    1. The document is notarized pursuant to the requirements of Executive Order 04.09.20.01; and
    2. If requested by the procurement officer, the original shall be provided within seven (7) business days.

Sports & Live Performance Venues (pp. 40-45)

The key points of this section are as follows:

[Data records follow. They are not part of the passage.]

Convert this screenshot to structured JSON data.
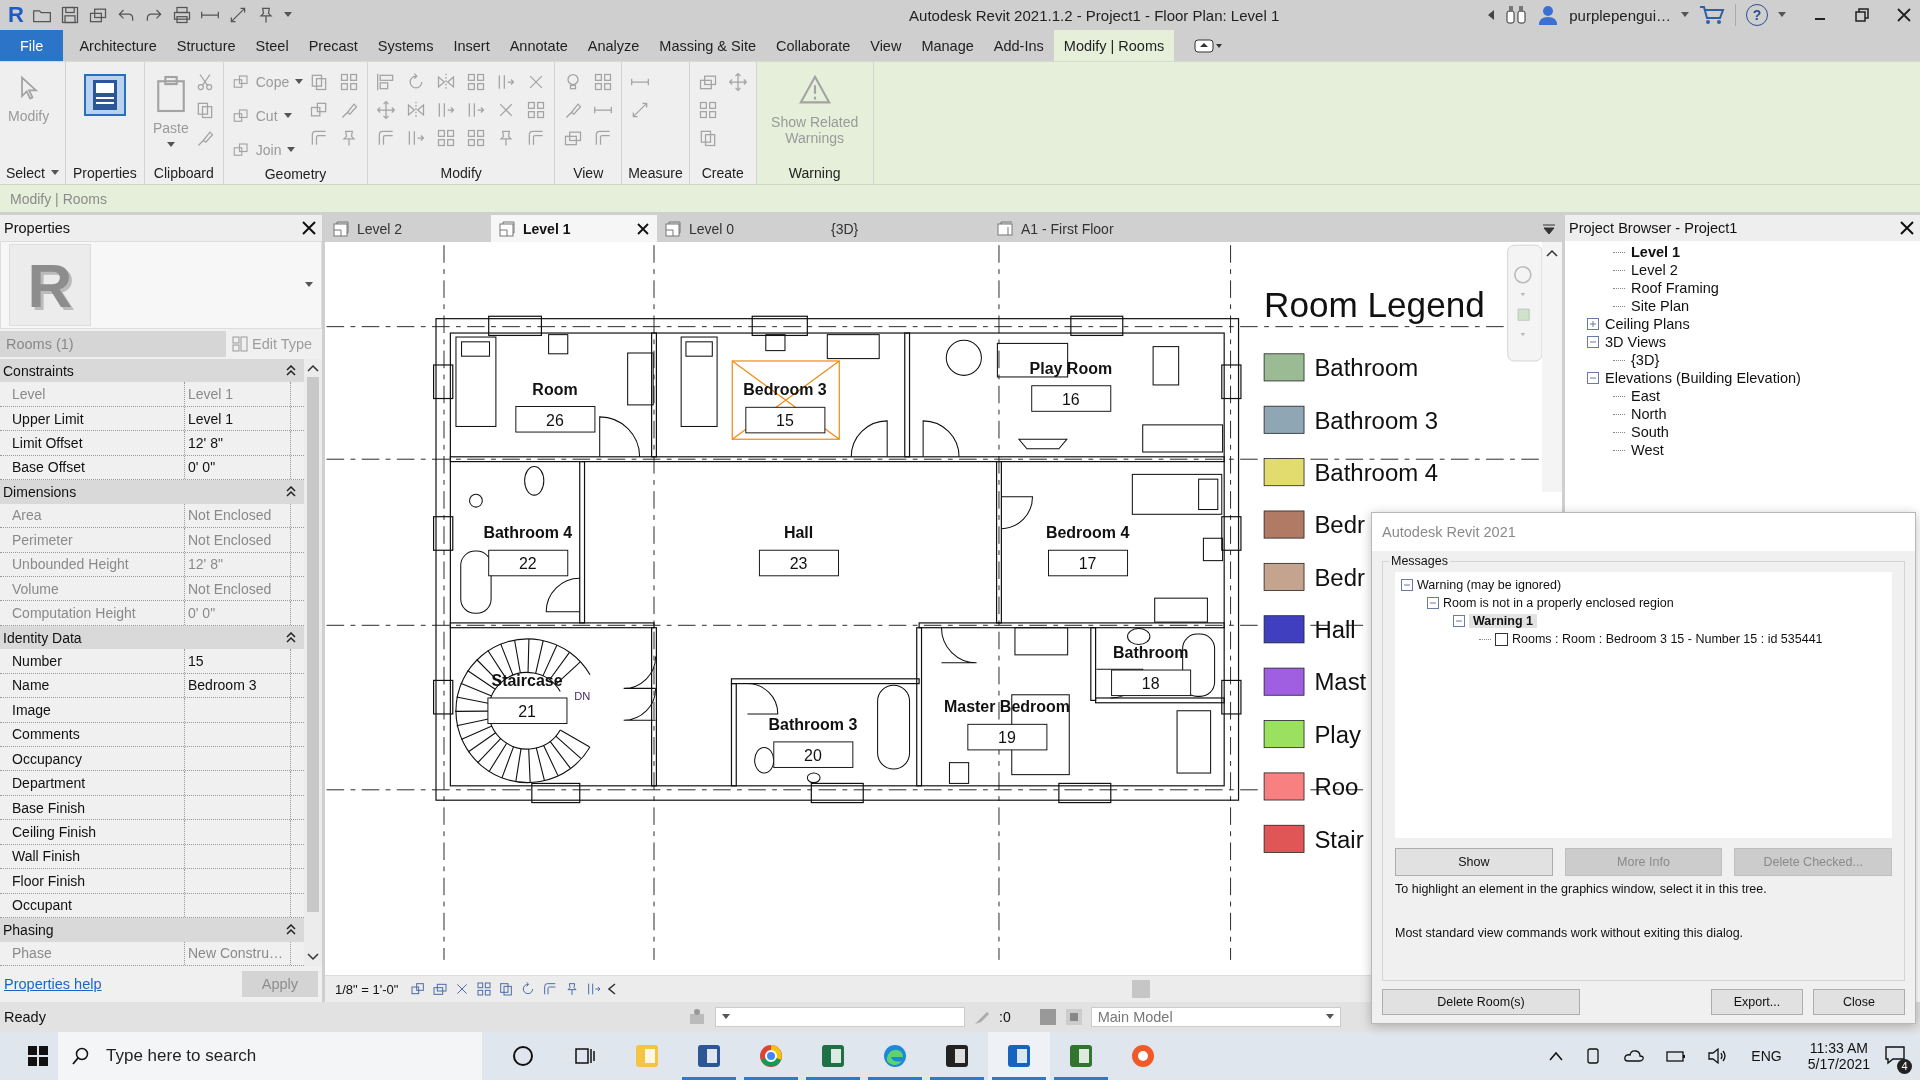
{
  "title_bar": {
    "logo": "R",
    "title": "Autodesk Revit 2021.1.2 - Project1 - Floor Plan: Level 1",
    "user": "purplepengui…",
    "help": "?"
  },
  "ribbon_tabs": [
    {
      "label": "File",
      "kind": "file",
      "selected": false
    },
    {
      "label": "Architecture",
      "kind": "tab",
      "selected": false
    },
    {
      "label": "Structure",
      "kind": "tab",
      "selected": false
    },
    {
      "label": "Steel",
      "kind": "tab",
      "selected": false
    },
    {
      "label": "Precast",
      "kind": "tab",
      "selected": false
    },
    {
      "label": "Systems",
      "kind": "tab",
      "selected": false
    },
    {
      "label": "Insert",
      "kind": "tab",
      "selected": false
    },
    {
      "label": "Annotate",
      "kind": "tab",
      "selected": false
    },
    {
      "label": "Analyze",
      "kind": "tab",
      "selected": false
    },
    {
      "label": "Massing & Site",
      "kind": "tab",
      "selected": false
    },
    {
      "label": "Collaborate",
      "kind": "tab",
      "selected": false
    },
    {
      "label": "View",
      "kind": "tab",
      "selected": false
    },
    {
      "label": "Manage",
      "kind": "tab",
      "selected": false
    },
    {
      "label": "Add-Ins",
      "kind": "tab",
      "selected": false
    },
    {
      "label": "Modify | Rooms",
      "kind": "tab",
      "selected": true
    }
  ],
  "ribbon_panels": [
    {
      "label": "Select",
      "dropdown": true,
      "contextual": false,
      "tools": [
        {
          "label": "Modify",
          "kind": "large",
          "disabled": true
        }
      ]
    },
    {
      "label": "Properties",
      "dropdown": false,
      "contextual": false,
      "tools": [
        {
          "kind": "toggle",
          "on": true
        }
      ]
    },
    {
      "label": "Clipboard",
      "dropdown": false,
      "contextual": false,
      "tools": [
        {
          "label": "Paste",
          "kind": "large",
          "disabled": true
        }
      ]
    },
    {
      "label": "Geometry",
      "dropdown": false,
      "contextual": false,
      "tools": [
        {
          "label": "Cope",
          "kind": "small",
          "disabled": true
        },
        {
          "label": "Cut",
          "kind": "small",
          "disabled": true
        },
        {
          "label": "Join",
          "kind": "small",
          "disabled": true
        }
      ]
    },
    {
      "label": "Modify",
      "dropdown": false,
      "contextual": false
    },
    {
      "label": "View",
      "dropdown": false,
      "contextual": false
    },
    {
      "label": "Measure",
      "dropdown": false,
      "contextual": false
    },
    {
      "label": "Create",
      "dropdown": false,
      "contextual": false
    },
    {
      "label": "Warning",
      "dropdown": false,
      "contextual": true,
      "tools": [
        {
          "label": "Show Related Warnings",
          "kind": "large",
          "disabled": true
        }
      ]
    }
  ],
  "options_bar": {
    "label": "Modify | Rooms"
  },
  "properties": {
    "title": "Properties",
    "preview_letter": "R",
    "type_selector": "Rooms (1)",
    "edit_type": "Edit Type",
    "groups": [
      {
        "name": "Constraints",
        "expanded": true,
        "rows": [
          {
            "label": "Level",
            "value": "Level 1",
            "disabled": true
          },
          {
            "label": "Upper Limit",
            "value": "Level 1",
            "disabled": false
          },
          {
            "label": "Limit Offset",
            "value": "12'  8\"",
            "disabled": false
          },
          {
            "label": "Base Offset",
            "value": "0'  0\"",
            "disabled": false
          }
        ]
      },
      {
        "name": "Dimensions",
        "expanded": true,
        "rows": [
          {
            "label": "Area",
            "value": "Not Enclosed",
            "disabled": true
          },
          {
            "label": "Perimeter",
            "value": "Not Enclosed",
            "disabled": true
          },
          {
            "label": "Unbounded Height",
            "value": "12'  8\"",
            "disabled": true
          },
          {
            "label": "Volume",
            "value": "Not Enclosed",
            "disabled": true
          },
          {
            "label": "Computation Height",
            "value": "0'  0\"",
            "disabled": true
          }
        ]
      },
      {
        "name": "Identity Data",
        "expanded": true,
        "rows": [
          {
            "label": "Number",
            "value": "15",
            "disabled": false
          },
          {
            "label": "Name",
            "value": "Bedroom 3",
            "disabled": false
          },
          {
            "label": "Image",
            "disabled": false
          },
          {
            "label": "Comments",
            "disabled": false
          },
          {
            "label": "Occupancy",
            "disabled": false
          },
          {
            "label": "Department",
            "disabled": false
          },
          {
            "label": "Base Finish",
            "disabled": false
          },
          {
            "label": "Ceiling Finish",
            "disabled": false
          },
          {
            "label": "Wall Finish",
            "disabled": false
          },
          {
            "label": "Floor Finish",
            "disabled": false
          },
          {
            "label": "Occupant",
            "disabled": false
          }
        ]
      },
      {
        "name": "Phasing",
        "expanded": true,
        "rows": [
          {
            "label": "Phase",
            "value": "New Constru…",
            "disabled": true
          }
        ]
      }
    ],
    "help_link": "Properties help",
    "apply": "Apply"
  },
  "view_tabs": [
    {
      "label": "Level 2",
      "kind": "plan",
      "selected": false
    },
    {
      "label": "Level 1",
      "kind": "plan",
      "selected": true
    },
    {
      "label": "Level 0",
      "kind": "plan",
      "selected": false
    },
    {
      "label": "{3D}",
      "kind": "model",
      "selected": false
    },
    {
      "label": "A1 - First Floor",
      "kind": "sheet",
      "selected": false
    }
  ],
  "floor_plan": {
    "rooms": [
      {
        "name": "Room",
        "number": "26",
        "selected": false
      },
      {
        "name": "Bedroom 3",
        "number": "15",
        "selected": true
      },
      {
        "name": "Play Room",
        "number": "16",
        "selected": false
      },
      {
        "name": "Bathroom 4",
        "number": "22",
        "selected": false
      },
      {
        "name": "Hall",
        "number": "23",
        "selected": false
      },
      {
        "name": "Bedroom 4",
        "number": "17",
        "selected": false
      },
      {
        "name": "Staircase",
        "number": "21",
        "selected": false
      },
      {
        "name": "Bathroom",
        "number": "18",
        "selected": false
      },
      {
        "name": "Bathroom 3",
        "number": "20",
        "selected": false
      },
      {
        "name": "Master Bedroom",
        "number": "19",
        "selected": false
      }
    ],
    "stair_label": "DN",
    "legend": {
      "title": "Room Legend",
      "items": [
        {
          "label": "Bathroom",
          "color": "#9bbb94"
        },
        {
          "label": "Bathroom 3",
          "color": "#8fa6b4"
        },
        {
          "label": "Bathroom 4",
          "color": "#e2dc6e"
        },
        {
          "label": "Bedr",
          "color": "#b07a64"
        },
        {
          "label": "Bedr",
          "color": "#c4a48e"
        },
        {
          "label": "Hall",
          "color": "#3f3fbf"
        },
        {
          "label": "Mast",
          "color": "#a05fe0"
        },
        {
          "label": "Play",
          "color": "#9be05f"
        },
        {
          "label": "Roo",
          "color": "#f88080"
        },
        {
          "label": "Stair",
          "color": "#e05555"
        }
      ]
    }
  },
  "view_control_bar": {
    "scale": "1/8\" = 1'-0\""
  },
  "project_browser": {
    "title": "Project Browser - Project1",
    "tree": [
      {
        "children": [
          {
            "label": "Level 1",
            "current": true
          },
          {
            "label": "Level 2",
            "current": false
          },
          {
            "label": "Roof Framing",
            "current": false
          },
          {
            "label": "Site Plan",
            "current": false
          }
        ]
      },
      {
        "label": "Ceiling Plans",
        "expanded": false
      },
      {
        "label": "3D Views",
        "expanded": true,
        "children": [
          {
            "label": "{3D}",
            "current": false
          }
        ]
      },
      {
        "label": "Elevations (Building Elevation)",
        "expanded": true,
        "children": [
          {
            "label": "East",
            "current": false
          },
          {
            "label": "North",
            "current": false
          },
          {
            "label": "South",
            "current": false
          },
          {
            "label": "West",
            "current": false
          }
        ]
      }
    ]
  },
  "status_bar": {
    "status": "Ready",
    "count": ":0",
    "model": "Main Model"
  },
  "dialog": {
    "title": "Autodesk Revit 2021",
    "group": "Messages",
    "tree": [
      {
        "label": "Warning (may be ignored)",
        "expanded": true,
        "selected": false,
        "children": [
          {
            "label": "Room is not in a properly enclosed region",
            "expanded": true,
            "selected": false,
            "children": [
              {
                "label": "Warning 1",
                "expanded": true,
                "selected": true,
                "children": [
                  {
                    "label": "Rooms : Room : Bedroom 3 15 - Number 15 : id 535441",
                    "checked": false,
                    "selected": false
                  }
                ]
              }
            ]
          }
        ]
      }
    ],
    "buttons": [
      {
        "label": "Show",
        "disabled": false
      },
      {
        "label": "More Info",
        "disabled": true
      },
      {
        "label": "Delete Checked...",
        "disabled": true
      }
    ],
    "hints": [
      "To highlight an element in the graphics window, select it in this tree.",
      "Most standard view commands work without exiting this dialog."
    ],
    "footer_buttons": [
      {
        "label": "Delete Room(s)"
      },
      {
        "label": "Export..."
      },
      {
        "label": "Close"
      }
    ]
  },
  "taskbar": {
    "search_placeholder": "Type here to search",
    "apps": [
      {
        "running": false,
        "active": false
      },
      {
        "running": false,
        "active": false
      },
      {
        "running": false,
        "active": false
      },
      {
        "running": true,
        "active": false
      },
      {
        "running": true,
        "active": false
      },
      {
        "running": true,
        "active": false
      },
      {
        "running": true,
        "active": false
      },
      {
        "running": true,
        "active": false
      },
      {
        "running": true,
        "active": true
      },
      {
        "running": true,
        "active": false
      },
      {
        "running": false,
        "active": false
      }
    ],
    "language": "ENG",
    "time": "11:33 AM",
    "date": "5/17/2021",
    "notifications": "4"
  }
}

  1. Live Performance Venues may host events provided the requirements of Section IX are followed.
  2. Drive-in performances are not subject to these requirements.
  3. That in addition to the applicable requirements above for non­critical Infrastructure Live Performance Venues must follow extra measures which are determined based on a tiered classification. Live Performance Venues tiers are based upon the fire code capacity of the venue. Tier I shall include venues that can host 999 or fewer persons. Tier II shall include venues that can host between 1,000 and 4,999 persons. Tier III shall include venues that can host 5,000 or more persons. The calculation of the total number of persons shall include all persons, including Workers, that are present in a Live Performance Venue.
  4. The Section then lists detailed requirements for each tier classification.
  5. Professional sports will be required to follow the guidelines of their leagues, college and high school sports will be required to follow the guidelines of their conference or association, and amateur sports will be required to follow the guidelines of non-Critical Infrastructure organizations.

Conventions

The key points of this section (pp. 45-47) are as follows:

  1. Conventions may be held provided they conform to the requirements of Section X.
  2. In addition to the applicable requirements above for non­critical Infrastructure, Conventions operating during the effective dates of the Order shall implement twenty-one (21) additional measures including, but not limited to:
    1. Providing Hand Sanitizer for use by all individuals present
    2. To the extent practicable, implementing one-way aisles to guide patron traffic through large areas of booths
    3. Requiring all dining facilities to follow the criteria for restaurant dine-in services set forth in Section IV of this Executive Order titled "Restaurants & Dining Services"

Enforcement (pp. 47)

  1. Any law enforcement officer may, after providing reasonable notice and at least TWO citations for violations of O.C.G.A. § 38-3-7 – may be authorized to mandate the closure of any business, establishment, corporation for failure to comply with the provisions of the Order. 
  2. Violation of the Order is a misdemeanor under O.C.G.A. § 38-3-7.
  3. No Judicial Order is affected by the Executive Order.